For instance, if you are using $$N_2O_4 / UDMH$$ as your propellant system (widely used in deep space missions for its reliability), for every 2319 m/s you add, you have to double the size of your rocket, while keeping the mass of the payload constant. Jupiter's outermost Galilean moon, Callisto, requires a delta-V budget of 14170 m/s to get there, which means your rocket (assuming you already started in Low Earth Orbit) needs to be 69 times bigger than your payload. And it gets worse the further in you go. Landing on Io requires a delta-V of 19470 m/s, which translates to an eye-watering ratio of rocket-to-payload of 336. If you want to transport 8 ton worth of supplies, you'd have to use a rocket the mass of the Saturn 5 that was already in Low Earth Orbit.

## The problem with fuel depots

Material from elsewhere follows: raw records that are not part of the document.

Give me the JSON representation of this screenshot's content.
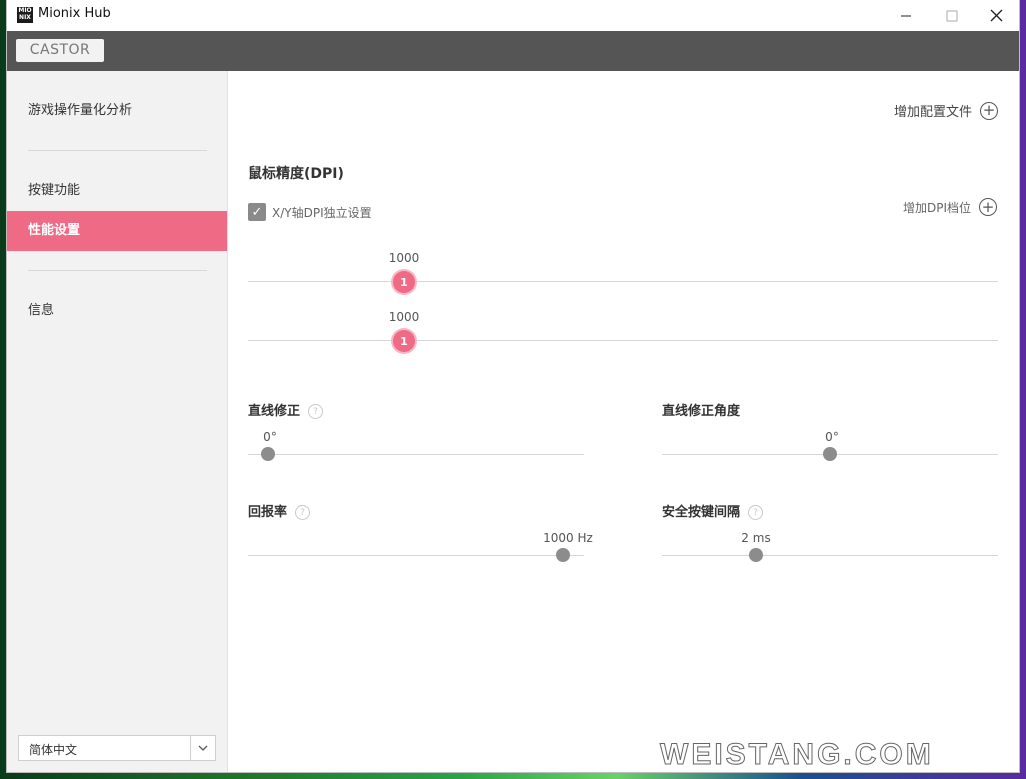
{
  "window": {
    "title": "Mionix Hub",
    "logo": "MIO NIX"
  },
  "device": {
    "tab_label": "CASTOR"
  },
  "sidebar": {
    "items": [
      {
        "label": "游戏操作量化分析"
      },
      {
        "label": "按键功能"
      },
      {
        "label": "性能设置",
        "active": true
      },
      {
        "label": "信息"
      }
    ],
    "language": {
      "selected": "简体中文"
    }
  },
  "main": {
    "add_profile_label": "增加配置文件",
    "dpi": {
      "title": "鼠标精度(DPI)",
      "checkbox_label": "X/Y轴DPI独立设置",
      "checkbox_checked": true,
      "add_level_label": "增加DPI档位",
      "x_value": "1000",
      "x_level": "1",
      "y_value": "1000",
      "y_level": "1"
    },
    "angle_snapping": {
      "title": "直线修正",
      "value": "0°"
    },
    "angle_snapping_angle": {
      "title": "直线修正角度",
      "value": "0°"
    },
    "polling_rate": {
      "title": "回报率",
      "value": "1000 Hz"
    },
    "debounce": {
      "title": "安全按键间隔",
      "value": "2 ms"
    }
  },
  "watermark": "WEISTANG.COM",
  "colors": {
    "accent": "#ef6a84",
    "header_bar": "#555555",
    "sidebar_bg": "#f2f2f2"
  },
  "icons": {
    "window_minimize": "minimize-icon",
    "window_maximize": "maximize-icon",
    "window_close": "close-icon"
  }
}
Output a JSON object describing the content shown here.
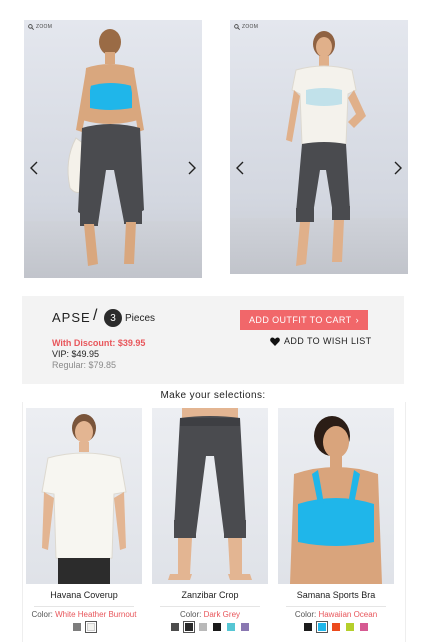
{
  "gallery": {
    "zoom_label": "ZOOM",
    "icons": {
      "zoom": "magnifier-icon",
      "prev": "chevron-left-icon",
      "next": "chevron-right-icon"
    }
  },
  "outfit": {
    "name": "APSE",
    "slash": "/",
    "pieces_count": "3",
    "pieces_label": "Pieces",
    "discount_price": "With Discount: $39.95",
    "vip_price": "VIP: $49.95",
    "regular_price": "Regular: $79.85",
    "add_to_cart": "ADD OUTFIT TO CART",
    "add_to_cart_chevron": "›",
    "wish_list": "ADD TO WISH LIST"
  },
  "selections": {
    "heading": "Make your selections:",
    "products": [
      {
        "name": "Havana Coverup",
        "color_label": "Color:",
        "color_value": "White Heather Burnout",
        "swatches": [
          "#7d7d7d",
          "#f2f2ee"
        ],
        "selected": 1
      },
      {
        "name": "Zanzibar Crop",
        "color_label": "Color:",
        "color_value": "Dark Grey",
        "swatches": [
          "#4c4c4c",
          "#2a2a2a",
          "#b9b9b9",
          "#1a1a1a",
          "#56c6d4",
          "#8a78b2"
        ],
        "selected": 1
      },
      {
        "name": "Samana Sports Bra",
        "color_label": "Color:",
        "color_value": "Hawaiian Ocean",
        "swatches": [
          "#1c1c1c",
          "#1fb6ea",
          "#ec4a1c",
          "#b5cf2b",
          "#d65a92"
        ],
        "selected": 1
      }
    ]
  },
  "colors": {
    "accent": "#f1676a",
    "sale_text": "#e8565b",
    "bra_blue": "#1fb6ea",
    "pants_grey": "#4a4b4f"
  }
}
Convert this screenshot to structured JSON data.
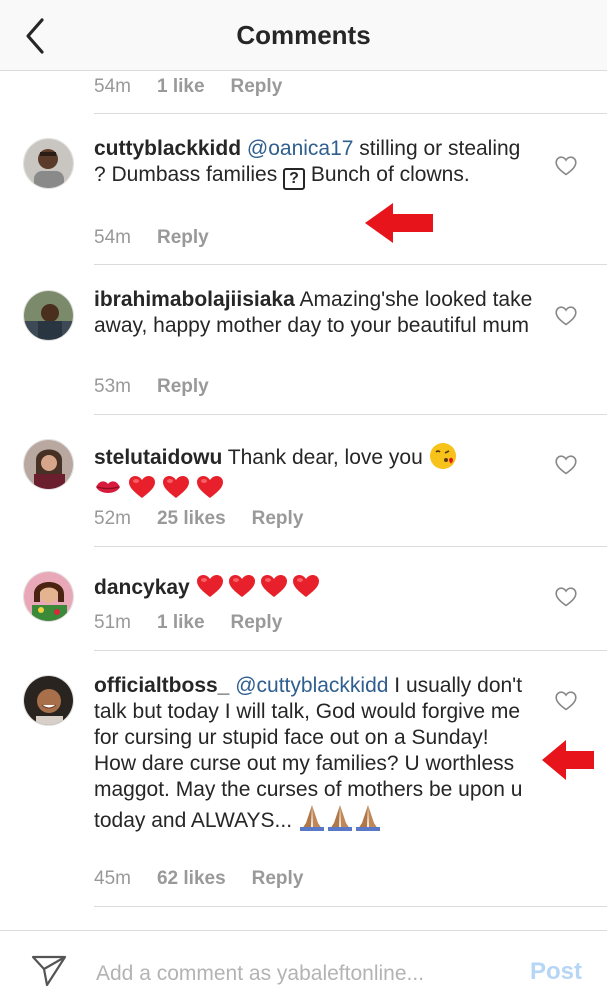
{
  "header": {
    "title": "Comments",
    "back_icon": "chevron-left-icon"
  },
  "top_meta": {
    "time": "54m",
    "likes": "1 like",
    "reply": "Reply"
  },
  "comments": [
    {
      "username": "cuttyblackkidd",
      "mention": "@oanica17",
      "text_a": " stilling or stealing ? Dumbass families ",
      "box_glyph": "?",
      "text_b": " Bunch of clowns.",
      "time": "54m",
      "likes": "",
      "reply": "Reply"
    },
    {
      "username": "ibrahimabolajiisiaka",
      "text": " Amazing'she looked take away, happy mother day to your beautiful mum",
      "time": "53m",
      "likes": "",
      "reply": "Reply"
    },
    {
      "username": "stelutaidowu",
      "text": " Thank dear, love you ",
      "time": "52m",
      "likes": "25 likes",
      "reply": "Reply"
    },
    {
      "username": "dancykay",
      "text": " ",
      "time": "51m",
      "likes": "1 like",
      "reply": "Reply"
    },
    {
      "username": "officialtboss_",
      "mention": "@cuttyblackkidd",
      "text": " I usually don't talk but today I will talk, God would forgive me for cursing ur stupid face out on a Sunday! How dare curse out my families? U worthless maggot. May the curses of mothers be upon u today and ALWAYS... ",
      "time": "45m",
      "likes": "62 likes",
      "reply": "Reply"
    }
  ],
  "footer": {
    "placeholder": "Add a comment as yabaleftonline...",
    "post_label": "Post",
    "send_icon": "paper-plane-icon"
  },
  "colors": {
    "meta_gray": "#999999",
    "mention_blue": "#2f5e8f",
    "post_disabled": "#b5d6f5",
    "annotation_red": "#e8141c"
  }
}
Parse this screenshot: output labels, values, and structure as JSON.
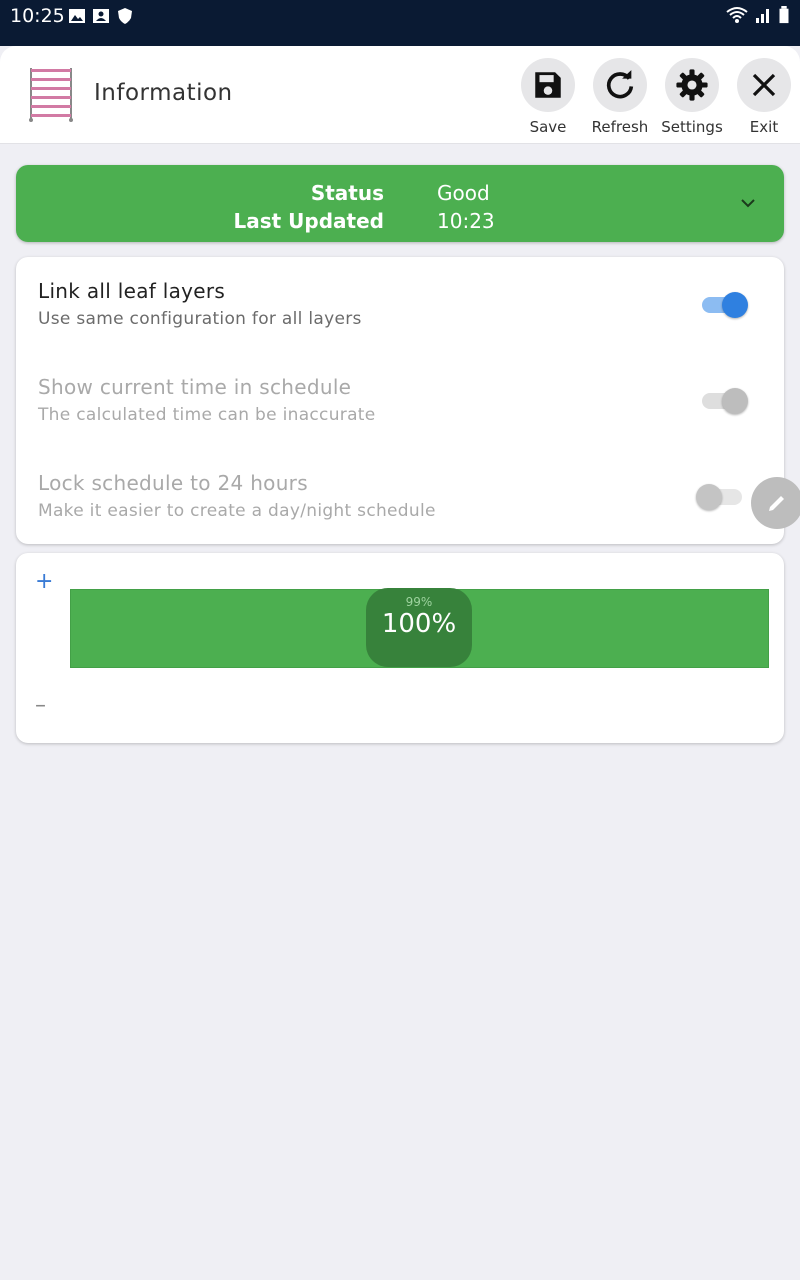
{
  "status_bar": {
    "time": "10:25"
  },
  "header": {
    "title": "Information",
    "actions": [
      {
        "label": "Save",
        "icon": "save-icon"
      },
      {
        "label": "Refresh",
        "icon": "refresh-icon"
      },
      {
        "label": "Settings",
        "icon": "gear-icon"
      },
      {
        "label": "Exit",
        "icon": "close-icon"
      }
    ]
  },
  "status_banner": {
    "status_key": "Status",
    "status_value": "Good",
    "updated_key": "Last Updated",
    "updated_value": "10:23",
    "color": "#4caf50"
  },
  "settings": [
    {
      "title": "Link all leaf layers",
      "subtitle": "Use same configuration for all layers",
      "enabled": true,
      "checked": true
    },
    {
      "title": "Show current time in schedule",
      "subtitle": "The calculated time can be inaccurate",
      "enabled": false,
      "checked": true
    },
    {
      "title": "Lock schedule to 24 hours",
      "subtitle": "Make it easier to create a day/night schedule",
      "enabled": false,
      "checked": false
    }
  ],
  "level": {
    "plus": "+",
    "minus": "–",
    "previous": "99%",
    "current": "100%",
    "fill_percent": 100,
    "color": "#4caf50"
  },
  "colors": {
    "accent": "#2f80e0",
    "status_good": "#4caf50"
  }
}
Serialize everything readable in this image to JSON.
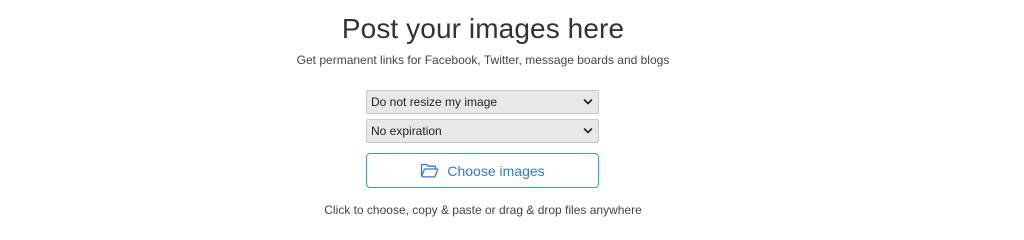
{
  "header": {
    "title": "Post your images here",
    "subtitle": "Get permanent links for Facebook, Twitter, message boards and blogs"
  },
  "form": {
    "resize_select": {
      "selected": "Do not resize my image"
    },
    "expiration_select": {
      "selected": "No expiration"
    },
    "choose_button": {
      "label": "Choose images",
      "icon": "folder-open-icon"
    },
    "hint": "Click to choose, copy & paste or drag & drop files anywhere"
  },
  "colors": {
    "accent": "#2f7bd1",
    "select_bg": "#e8e8e8"
  }
}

Another counterintuitive thing about orbital mechanics is that fuel depots don't provide much help at all. Not only does making a mid-trip 'pit stop' increase the overall fuel you need to expend, but it also drastically increases the trip time.

On earth, we're used to expending a certain amount of fuel to go a certain distance. Fill the tank up and you'll get 100 kilometers closer to your destination.

This doesn't happen in space. There's no friction. A certain amount of fuel will get you to a certain speed. All objects in the solar system have their own orbits, including your spacecraft. Whenever you fire up your engines, you change the orbit of your spacecraft. In order to go to another planet, you have to get your spacecraft's orbit to match up with the planet's orbit and your spacecraft's position within that orbit to match up with the planet's position in that orbit.

The easiest way of getting to another planet is by doing a Hohmann transfer. There are other quicker ways of doing a transfer, but they cost a lot more fuel.

One of the peculiarities of Hohmann transfer orbits is that going directly from A to C costs less fuel than going from A to B to C. It also takes significantly more time, because you effectively have to wait for two launch windows, one for A to B, and one for B to C. Perversely, the launch windows become rarer the closer two orbits are to each other. The frequency of these launch windows is the opposite of the Synodic period. There is an Earth-to-Jupiter launch window every 398 days. If you had a fuel depot at, say, 2 AU, you'd have an Earth-to-Fuel Depot launch window every 565 days, and a Fuel depot-to-Jupiter launch window once every 1352 days. Unless you timed it specifically for some rare Grand Tour, you'd be waiting an average of 2 years for the planets to align again to start the second leg of your journey.

## Other problems with Jupiter

The radiation mainly. Jupiter's magnetosphere is huge, and does an excellent job of funneling a lot of nasty radiation into it's vicinity. The moons of Jupiter are not a healthy place to live, even by the standards of space.

The most likely places to see colonisation in the coming centuries are the Moon, Mars and its moons, and the near-earth asteroids. Those are the destinations with the lowest delta-V, which means those destinations will see the greatest ease of travel, trade, resource gathering etc. I wouldn't be surprised if there were eventually colonies around Jupiter, but I would be surprised if they were anything more than research stations akin to the bases on Antarctica.

(All delta V values pulled from here.)

• Isn't the magnetic field supposed to be protective?
– AJN
Sep 11 '21 at 12:24
• the magnetic field protects the surface by concentrating ionized particles into bands off the surface. the same magnetic field that protects us from solar wind is that which creates the van allen belts that endanger human spaceflight. jupiter is much worse! Sep 11 '21 at 17:09